Visual arts Kitty Hauser’s Public Works column
Danila Vassilieff, Reflection in the Darling (1958). Mildura Arts Centre; acquired 1966.
DANILA Vassilieff was an artist you might think had been dreamed up by a romantic novelist. A Cossack who fought against the Bolsheviks before being captured by the Red Army, Vassilieff travelled in China, the Northern Territory, France, Brazil, the West Indies, Spain and England before washing up in Melbourne in 1935, aged 38. He certainly looked the part, with his dark beret, nicotine-stained clothes and his intense gaze.
In the words of painter Albert Tucker, ‘‘ he was a rich and sombre presence who carried with him the odour of Byzantium and Caucasian steppes’’. As he rarely sold a painting, he never had any money, and traded portraits for hot dinners. He traded, too, on his romantic image to get women into bed — he had, he said, ‘‘ many wives’’.
You don’t often see his paintings exhibited, but Vassilieff has been posited as a missing link in Australian art history. Without his example in the late 1930s and 40s, some say, the later work of the so-called Angry Penguin painters would not have been possible. Certainly he was an important figure for younger artists such as Sidney Nolan, Arthur Boyd and Joy Hester.

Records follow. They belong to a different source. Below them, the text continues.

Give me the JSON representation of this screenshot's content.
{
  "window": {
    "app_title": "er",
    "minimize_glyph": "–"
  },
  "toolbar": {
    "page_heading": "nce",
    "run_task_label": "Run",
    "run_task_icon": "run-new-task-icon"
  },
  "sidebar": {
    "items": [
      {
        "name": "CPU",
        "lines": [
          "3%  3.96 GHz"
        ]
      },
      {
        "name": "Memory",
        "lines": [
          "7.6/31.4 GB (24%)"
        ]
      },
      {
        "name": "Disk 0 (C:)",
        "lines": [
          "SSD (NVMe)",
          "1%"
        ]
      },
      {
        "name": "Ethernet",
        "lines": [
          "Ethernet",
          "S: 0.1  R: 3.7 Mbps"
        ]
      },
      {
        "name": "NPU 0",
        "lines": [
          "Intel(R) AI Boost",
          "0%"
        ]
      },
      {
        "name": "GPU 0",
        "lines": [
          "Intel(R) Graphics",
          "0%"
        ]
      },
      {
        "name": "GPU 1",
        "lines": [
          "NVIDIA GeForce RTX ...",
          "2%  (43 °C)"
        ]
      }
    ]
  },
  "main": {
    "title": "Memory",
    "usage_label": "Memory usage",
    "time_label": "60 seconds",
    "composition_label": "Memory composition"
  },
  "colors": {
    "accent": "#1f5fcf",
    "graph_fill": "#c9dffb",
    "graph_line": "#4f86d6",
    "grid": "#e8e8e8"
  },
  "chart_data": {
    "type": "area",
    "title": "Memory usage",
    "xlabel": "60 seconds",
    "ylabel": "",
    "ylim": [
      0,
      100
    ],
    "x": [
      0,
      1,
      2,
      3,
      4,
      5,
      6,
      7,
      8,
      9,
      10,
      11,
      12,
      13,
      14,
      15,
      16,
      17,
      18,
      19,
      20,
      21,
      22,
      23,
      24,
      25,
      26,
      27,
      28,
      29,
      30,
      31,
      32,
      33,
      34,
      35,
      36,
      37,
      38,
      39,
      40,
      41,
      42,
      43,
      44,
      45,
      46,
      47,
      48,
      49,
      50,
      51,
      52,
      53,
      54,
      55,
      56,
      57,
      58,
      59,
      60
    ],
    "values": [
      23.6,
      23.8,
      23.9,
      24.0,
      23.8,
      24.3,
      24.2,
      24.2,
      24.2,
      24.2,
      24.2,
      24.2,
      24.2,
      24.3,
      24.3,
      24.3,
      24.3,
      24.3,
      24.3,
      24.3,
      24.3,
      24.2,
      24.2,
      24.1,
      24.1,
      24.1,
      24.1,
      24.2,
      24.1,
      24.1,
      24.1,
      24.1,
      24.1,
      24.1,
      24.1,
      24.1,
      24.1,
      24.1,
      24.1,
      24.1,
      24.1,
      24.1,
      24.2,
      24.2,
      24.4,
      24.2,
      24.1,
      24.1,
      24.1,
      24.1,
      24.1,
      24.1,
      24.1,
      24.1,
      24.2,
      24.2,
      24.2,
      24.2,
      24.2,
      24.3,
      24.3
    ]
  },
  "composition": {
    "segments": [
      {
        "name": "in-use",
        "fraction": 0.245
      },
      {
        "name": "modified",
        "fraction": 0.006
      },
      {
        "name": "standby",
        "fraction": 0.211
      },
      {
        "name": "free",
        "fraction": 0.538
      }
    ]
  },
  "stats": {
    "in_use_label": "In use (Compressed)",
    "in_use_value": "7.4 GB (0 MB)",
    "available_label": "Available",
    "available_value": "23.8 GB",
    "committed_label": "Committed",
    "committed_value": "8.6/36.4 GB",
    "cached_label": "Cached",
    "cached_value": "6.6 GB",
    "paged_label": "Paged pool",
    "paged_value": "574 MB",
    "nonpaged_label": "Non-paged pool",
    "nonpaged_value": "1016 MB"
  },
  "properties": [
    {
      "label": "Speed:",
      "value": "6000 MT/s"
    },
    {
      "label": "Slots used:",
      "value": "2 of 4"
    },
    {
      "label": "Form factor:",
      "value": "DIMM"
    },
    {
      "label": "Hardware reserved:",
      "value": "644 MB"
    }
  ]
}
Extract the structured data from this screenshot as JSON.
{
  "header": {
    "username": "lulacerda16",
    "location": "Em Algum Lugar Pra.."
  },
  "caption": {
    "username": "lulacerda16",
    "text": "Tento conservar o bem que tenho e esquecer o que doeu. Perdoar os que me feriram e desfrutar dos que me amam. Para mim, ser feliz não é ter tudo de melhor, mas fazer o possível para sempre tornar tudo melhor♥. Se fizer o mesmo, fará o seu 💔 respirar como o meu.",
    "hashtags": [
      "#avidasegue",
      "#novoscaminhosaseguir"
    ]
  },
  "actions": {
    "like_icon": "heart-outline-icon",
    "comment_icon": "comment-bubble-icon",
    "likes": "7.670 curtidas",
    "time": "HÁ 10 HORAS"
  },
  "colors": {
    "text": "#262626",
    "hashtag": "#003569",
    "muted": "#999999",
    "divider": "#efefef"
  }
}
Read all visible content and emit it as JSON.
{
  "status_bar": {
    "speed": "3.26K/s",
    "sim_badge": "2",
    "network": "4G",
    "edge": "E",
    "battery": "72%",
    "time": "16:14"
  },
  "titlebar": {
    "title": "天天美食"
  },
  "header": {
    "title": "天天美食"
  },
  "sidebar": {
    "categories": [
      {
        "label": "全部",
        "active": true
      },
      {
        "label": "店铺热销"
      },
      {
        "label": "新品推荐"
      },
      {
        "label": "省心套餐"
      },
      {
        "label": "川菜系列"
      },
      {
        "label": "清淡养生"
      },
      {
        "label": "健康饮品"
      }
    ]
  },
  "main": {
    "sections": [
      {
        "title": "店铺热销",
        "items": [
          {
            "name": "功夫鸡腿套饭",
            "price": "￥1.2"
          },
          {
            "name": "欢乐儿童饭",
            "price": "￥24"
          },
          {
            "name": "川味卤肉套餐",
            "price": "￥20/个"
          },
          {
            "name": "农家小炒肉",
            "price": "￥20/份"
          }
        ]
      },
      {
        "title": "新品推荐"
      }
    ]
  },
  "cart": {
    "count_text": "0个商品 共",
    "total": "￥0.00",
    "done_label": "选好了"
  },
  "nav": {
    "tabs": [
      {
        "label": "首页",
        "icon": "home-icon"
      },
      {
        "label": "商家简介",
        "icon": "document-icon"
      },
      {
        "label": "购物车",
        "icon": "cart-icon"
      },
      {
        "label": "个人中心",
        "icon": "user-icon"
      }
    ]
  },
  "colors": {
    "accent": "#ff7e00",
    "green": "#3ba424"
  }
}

According to Felicity St John Moore, Vassilieff brought the stream of Russian folk art into Australian art, as well as exhilarating ideas about the indivisibility of art and life.
Vassilieff settled — in so far as he settled anywhere — at Warrandyte on the outskirts of Melbourne. There he built himself a house out of rocks that he quarried out of the ground; he called it Stonygrad. It looked a bit like something from The Flintstones.
The labour involved was extraordinary. It was as if he were trying to tie himself down with the sheer weight of the stones. He made a terraced garden where he planted fruit trees and flowers, including 30 varieties of iris. He fashioned strange little sculptures out of the local stone. By 1954, however, something of the old itinerancy was back. Vassilieff lived in a series of lodgings in Mildura, Swan Hill and Melbourne, earning money from teaching, but never lasted long at any post. In the last months of his life he was living in a fishing shack owned by a fellow teacher, Colin Wilson, at Buronga on the banks of the Murray River.
He had been dismissed from his last teaching job and turfed out from his beloved Stonygrad by his wife. His health was bad. He did a lot of fishing. And in the evenings he painted, usually on pages of the Sunraysia
Daily, by the light of a kerosene lamp. His subject was the river, populated with birds, animals and alarming-looking women; he gave his pictures titles such as Many twists and turns has Mother Darling on Sunday but not as many as the girl from Wentworth.
Reflection in the Darling was the last painting he did.
It is painted on newsprint, its bright colours reflecting Vassilieff’s exuberant love of the river and its flora and fauna; on the right is what St John Moore identifies as a selfportrait, in a more tortured mode. Perhaps, as she suggests, the painting is about fishing; perhaps it shows the fisherman (accompanied by assorted creatures) watching in horror as the big fish gets away.
Reflection is one of 34 paintings given by Wilson (the owner of the shack) to Mildura Arts Centre, which is hosting an exhibition of Vassilieff’s works.
Mildura was fairly unwelcoming to Vassilieff when he was alive — perhaps because many of his depictions of the place were far from complimentary — but it’s making time for him now.
Vassilieff: Journey to Mildura, curated by Felicity St John Moore, at the Mildura Arts Centre until April 20.
AS HE RARELY SOLD A PAINTING, HE NEVER HAD ANY MONEY, AND TRADED PORTRAITS FOR HOT DINNERS
Gouache on newsprint,
29.8cm x 40cm